This move will prompt fund managers to float independent commodity funds or commodity dedicated funds and hybrid schemes
Mutual fund houses in India were so far not permitted to invest in commodities other than gold. At most, a few fund houses had thematic funds investing in the equity of companies engaged in the commodities business.
But that is set to change with the Securities and Exchange Board of India circular on March 1, 2019, permitting MFs to invest in commodity derivatives, with an aim to deepen the nascent commodity market.
Industry executives say mutual funds could either launch dedicated commodity funds or use it for hedging purpose. There is also a possibility of fund houses launching hybrid products of equity and commodities.
Since SEBI started regulating commodity markets after the Forward Markets Commission (FMC) got merged into it in September 2015, the capital market watchdog had been working toward developing the commodities market by bringing in more products and participants like FPIs, insurance and mutual funds.

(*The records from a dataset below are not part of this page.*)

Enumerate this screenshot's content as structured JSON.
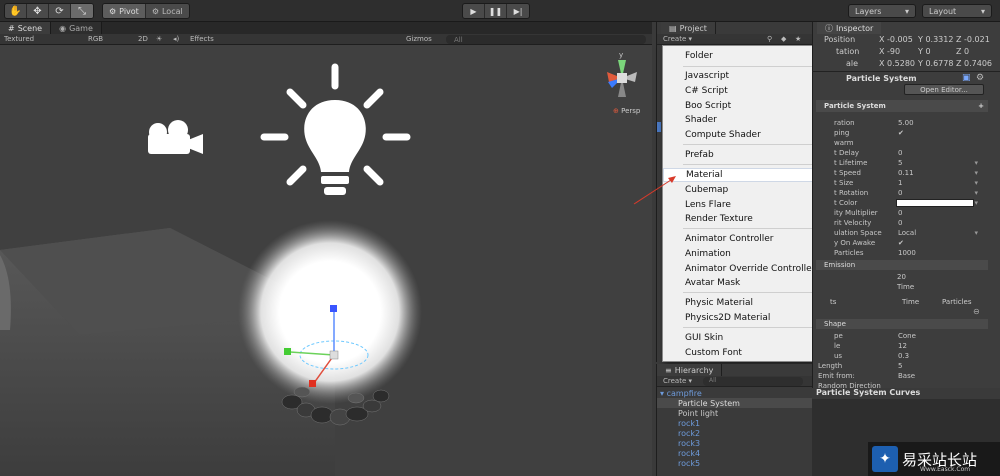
{
  "toolbar": {
    "pivot": "Pivot",
    "local": "Local",
    "layers": "Layers",
    "layout": "Layout"
  },
  "scene": {
    "tab_scene": "Scene",
    "tab_game": "Game",
    "mode": "Textured",
    "rgb": "RGB",
    "twod": "2D",
    "effects": "Effects",
    "gizmos": "Gizmos",
    "search": "All",
    "persp": "Persp",
    "axis_y": "y"
  },
  "project": {
    "tab": "Project",
    "create": "Create"
  },
  "menu": {
    "items": [
      "Folder",
      "Javascript",
      "C# Script",
      "Boo Script",
      "Shader",
      "Compute Shader",
      "Prefab",
      "Material",
      "Cubemap",
      "Lens Flare",
      "Render Texture",
      "Animator Controller",
      "Animation",
      "Animator Override Controller",
      "Avatar Mask",
      "Physic Material",
      "Physics2D Material",
      "GUI Skin",
      "Custom Font"
    ]
  },
  "hierarchy": {
    "tab": "Hierarchy",
    "create": "Create",
    "search": "All",
    "items": [
      "campfire",
      "Particle System",
      "Point light",
      "rock1",
      "rock2",
      "rock3",
      "rock4",
      "rock5"
    ]
  },
  "inspector": {
    "tab": "Inspector",
    "position_label": "Position",
    "rotation_label": "tation",
    "scale_label": "ale",
    "position": {
      "x": "-0.005",
      "y": "0.3312",
      "z": "-0.021"
    },
    "rotation": {
      "x": "-90",
      "y": "0",
      "z": "0"
    },
    "scale": {
      "x": "0.5280",
      "y": "0.6778",
      "z": "0.7406"
    },
    "component_title": "Particle System",
    "open_editor": "Open Editor...",
    "module_title": "Particle System",
    "rows": [
      {
        "label": "ration",
        "value": "5.00"
      },
      {
        "label": "ping",
        "value": "✔"
      },
      {
        "label": "warm",
        "value": ""
      },
      {
        "label": "t Delay",
        "value": "0"
      },
      {
        "label": "t Lifetime",
        "value": "5"
      },
      {
        "label": "t Speed",
        "value": "0.11"
      },
      {
        "label": "t Size",
        "value": "1"
      },
      {
        "label": "t Rotation",
        "value": "0"
      },
      {
        "label": "t Color",
        "value": ""
      },
      {
        "label": "ity Multiplier",
        "value": "0"
      },
      {
        "label": "rit Velocity",
        "value": "0"
      },
      {
        "label": "ulation Space",
        "value": "Local"
      },
      {
        "label": "y On Awake",
        "value": "✔"
      },
      {
        "label": "Particles",
        "value": "1000"
      }
    ],
    "emission": "Emission",
    "rate_value": "20",
    "rate_mode": "Time",
    "bursts_label": "ts",
    "bursts_time": "Time",
    "bursts_particles": "Particles",
    "shape": "Shape",
    "shape_rows": [
      {
        "label": "pe",
        "value": "Cone"
      },
      {
        "label": "le",
        "value": "12"
      },
      {
        "label": "us",
        "value": "0.3"
      },
      {
        "label": "Length",
        "value": "5"
      },
      {
        "label": "Emit from:",
        "value": "Base"
      },
      {
        "label": "Random Direction",
        "value": ""
      }
    ],
    "curves_title": "Particle System Curves"
  },
  "watermark": {
    "text": "易采站长站",
    "url": "Www.Easck.Com"
  }
}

SEBI was concerned about low participation of producers and hedgers in the commodity market.
Since 2017, SEBI planned to change commodity market rules to introduce transparency, reduce risks and include new participants such as banks, mutual funds, foreign portfolio investors (FPIs) and alternative investment funds, in an effort to improve liquidity.
This move will give retail investors indirect exposure to the commodities market for the first time.
Commodity funds will be able to invest in a broader spectrum of commodity derivatives agricultural, metal and mining commodities such as food crops, spices, fibres, copper, aluminium, oil, gold, silver, and platinum.
Mutual fund officials said MFs can hedge with commodities derivatives against wild swings in metals, oil and gas and other commoditised equities.
Jimmy Patel, Chief Executive Officer, Quantum Mutual Fund, said, “Industry has got a new asset class for asset allocation and a hedging tool.”
According to fund managers, this move will prompt fund managers to float independent commodity funds or commodity dedicated funds and hybrid schemes.
As per asset managers, commodity derivatives can be used as a hedge against equity market oil price shocks. Secondly, in stark currency depreciation causing stress on oil payment deficits, commodity derivatives have an indirect hedge role for portfolios.
Also, in the case of a slowdown in metals or utilities, commodity derivatives can act as a hedge in hybrid portfolios, fund managers said.
However, fund houses said the rules of trading will be known after SEBI releases final guidelines to invest in commodity derivatives.
Concurring Patel’s view, another fund manager from a bank-sponsored fund house said commodity derivatives can be part of hybrid schemes that give diversification flavour across equities commodities and debt.
Hybrid funds with equity debt and gold already exist in the MF space.The industry is now waiting for SEBI regulation to understand the extent to which commodity derivatives could be used for hedging purpose.Not sure which mutual funds to buy? Download moneycontrol transact app to get personalised investment recommendations.